"Why should a person not wait until they are close to death to turn to Jesus?  What happens when you don’t wait and why?  Why do it now?"
Why wait to receive the gift of forgiveness and life from Jesus?  Why not just live on your own terms then, when your time is running short, take the plunge and give your life over to Him?
Well, there are a few reasons why this is just not worth it.  First, as with the Russian Roulette example in mind, how do you know when your time is up?  It seems to me that it is possible for any of us to have something happen that could end our lives in a heartbeat.  Just think about a heartbeat as the example:  how do you know that you won't have a heartattack today?  If you're young, then heartattacks don't even register in your thinking:  but what about a bodycheck at your rec hockey game tomorrow night?  Things can happen. . .
If heaven and hell are real, and the choices we make in this life matter for our eternal destiny, then does it make a lot of sense to play 'Russian Roulette' with your life?  Sure you could argue that there isn't a God, and that Jesus was just a good person and nothing more, but if I can't prove that God and Jesus are who they say they are, then it is just as true that you can't prove that they aren't.  So then it seems that denying God/Jesus is like playing a deadly game.
Is it worth it?
But there is something else that is important to know:  there is the assumption that living life without Jesus is somehow much better than with Him.  I really have to disagree on this point.  It's true that when our lives become His, He becomes our 'master'--a term that is not very appealing to us today.  But what we are gaining is a relationship with one who genuinely loves us, who watches over us, cares for us, is willing to sacrifice His life for us, provides for us wisdom and knowledge, and shows us a way of life that invites others into wholeness and healing.

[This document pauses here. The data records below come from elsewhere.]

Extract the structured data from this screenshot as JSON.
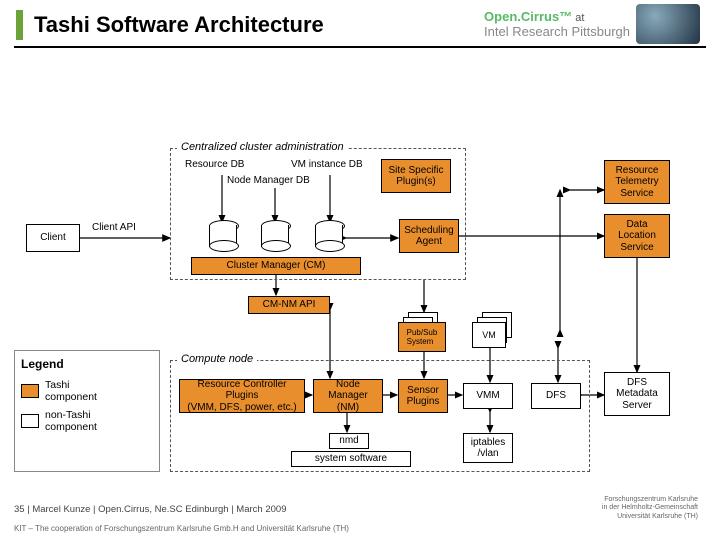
{
  "title": "Tashi Software Architecture",
  "header": {
    "brand1_pre": "Open",
    "brand1_post": "Cirrus™",
    "joiner": "at",
    "brand2": "Intel Research Pittsburgh"
  },
  "groups": {
    "admin": "Centralized cluster administration",
    "compute": "Compute node"
  },
  "labels": {
    "resource_db": "Resource DB",
    "vm_db": "VM instance DB",
    "node_mgr_db": "Node Manager DB",
    "site_plugins": "Site Specific\nPlugin(s)",
    "client_api": "Client API",
    "scheduling_agent": "Scheduling\nAgent",
    "cluster_manager": "Cluster Manager (CM)",
    "cm_nm_api": "CM-NM API",
    "pub_sub": "Pub/Sub\nSystem",
    "vm": "VM",
    "client": "Client",
    "rc_plugins": "Resource Controller Plugins\n(VMM, DFS, power, etc.)",
    "node_manager": "Node Manager\n(NM)",
    "sensor_plugins": "Sensor\nPlugins",
    "vmm": "VMM",
    "dfs": "DFS",
    "nmd": "nmd",
    "system_software": "system software",
    "res_telemetry": "Resource\nTelemetry\nService",
    "data_loc": "Data\nLocation\nService",
    "dfs_meta": "DFS\nMetadata\nServer",
    "iptables": "iptables\n/vlan"
  },
  "legend": {
    "title": "Legend",
    "tashi": "Tashi\ncomponent",
    "non_tashi": "non-Tashi\ncomponent"
  },
  "footer": {
    "main": "35 | Marcel Kunze | Open.Cirrus, Ne.SC Edinburgh | March 2009",
    "sub": "KIT – The cooperation of Forschungszentrum Karlsruhe Gmb.H and Universität Karlsruhe (TH)",
    "right1": "Forschungszentrum Karlsruhe",
    "right2": "in der Helmholtz-Gemeinschaft",
    "right3": "Universität Karlsruhe (TH)"
  }
}
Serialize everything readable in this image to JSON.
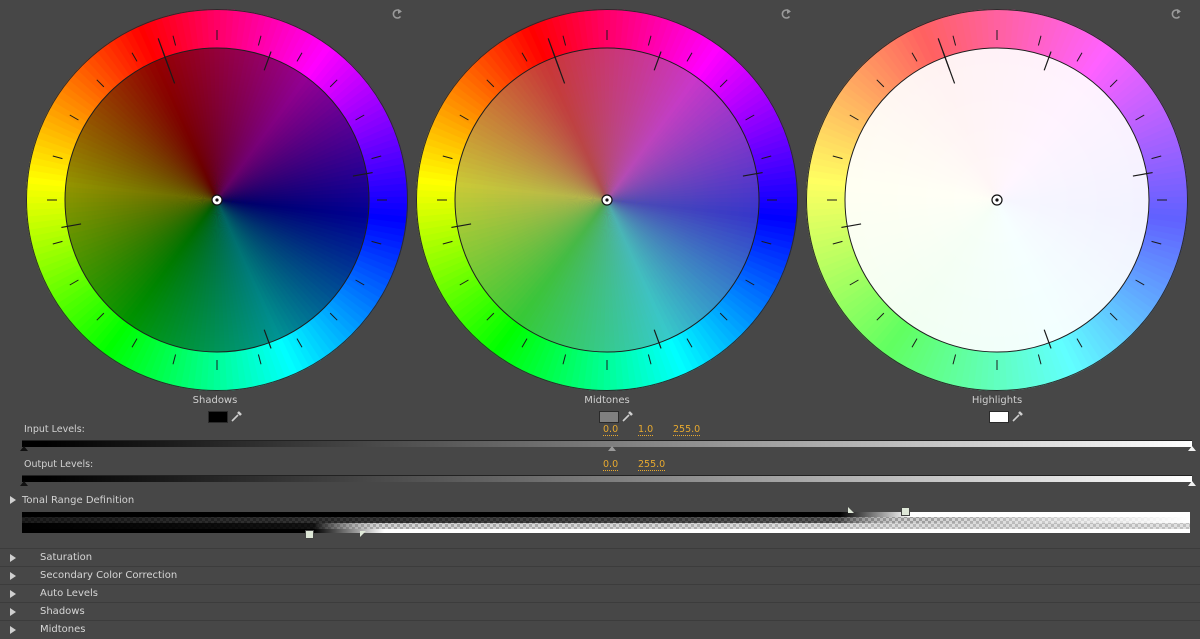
{
  "wheels": [
    {
      "label": "Shadows",
      "swatch": "#000000",
      "tint": "#000000",
      "tint_opacity": 0.42
    },
    {
      "label": "Midtones",
      "swatch": "#7f7f7f",
      "tint": "#808080",
      "tint_opacity": 0.42
    },
    {
      "label": "Highlights",
      "swatch": "#ffffff",
      "tint": "#ffffff",
      "tint_opacity": 0.82
    }
  ],
  "input_levels": {
    "label": "Input Levels:",
    "black": "0.0",
    "gamma": "1.0",
    "white": "255.0"
  },
  "output_levels": {
    "label": "Output Levels:",
    "black": "0.0",
    "white": "255.0"
  },
  "tonal_range": {
    "label": "Tonal Range Definition"
  },
  "sections": [
    {
      "label": "Saturation"
    },
    {
      "label": "Secondary Color Correction"
    },
    {
      "label": "Auto Levels"
    },
    {
      "label": "Shadows"
    },
    {
      "label": "Midtones"
    }
  ],
  "icons": {
    "reset": "reset-icon",
    "dropper": "eyedropper-icon",
    "expand": "triangle-right-icon"
  }
}
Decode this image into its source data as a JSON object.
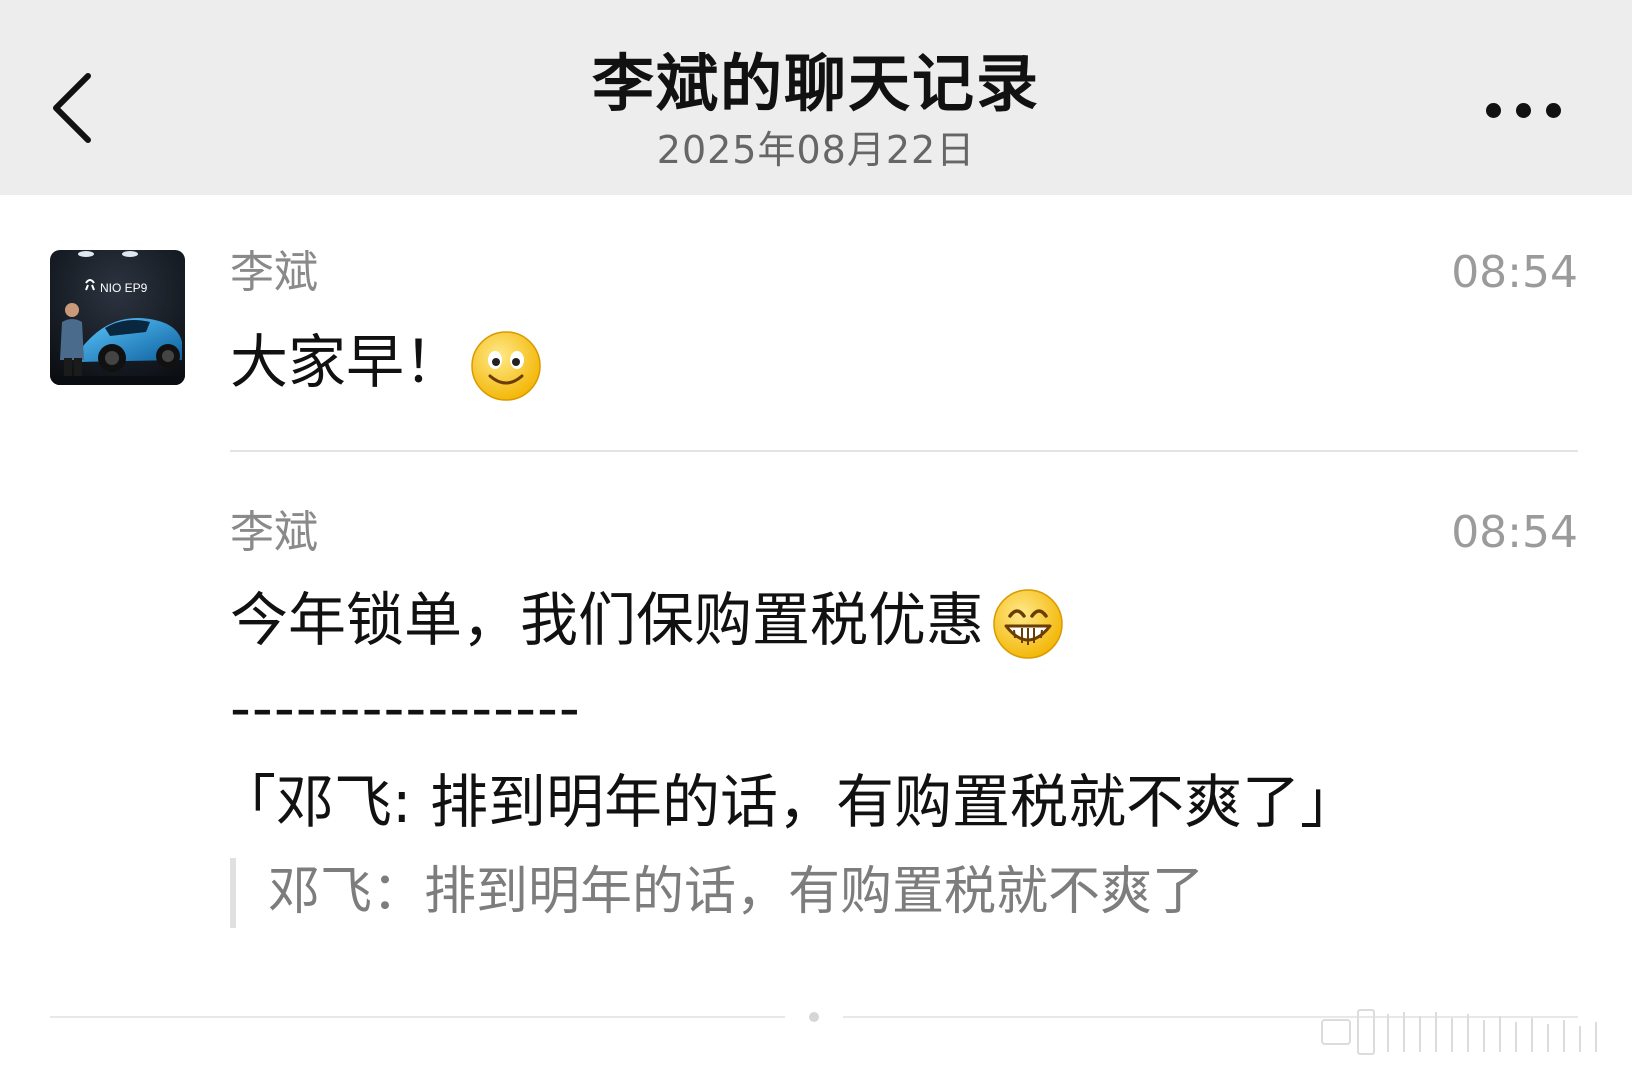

How is this a bad thing?  It's the age old lie that comes from Satan who tells the World that it's better to be the 'captain of your own ship', live just the way you want, not listening to anyone else.  Well, a lie it is, because as God's word and Bob Dylan state--you will always have to serve someone. 
Total independence is a lie.  Period.

Isaiah 30:18 says: "Yet the Lord longs to be gracious to you; he rises to show you compassion.  For the Lord is a God of justice.  Blessed are all who wait for him!"

So don't wait to give your life to Jesus--that's like playing 'Russian Roulette' with your life.  Instead, in relationship with Jesus, wait for Him and He will show you what abundant life is really all about!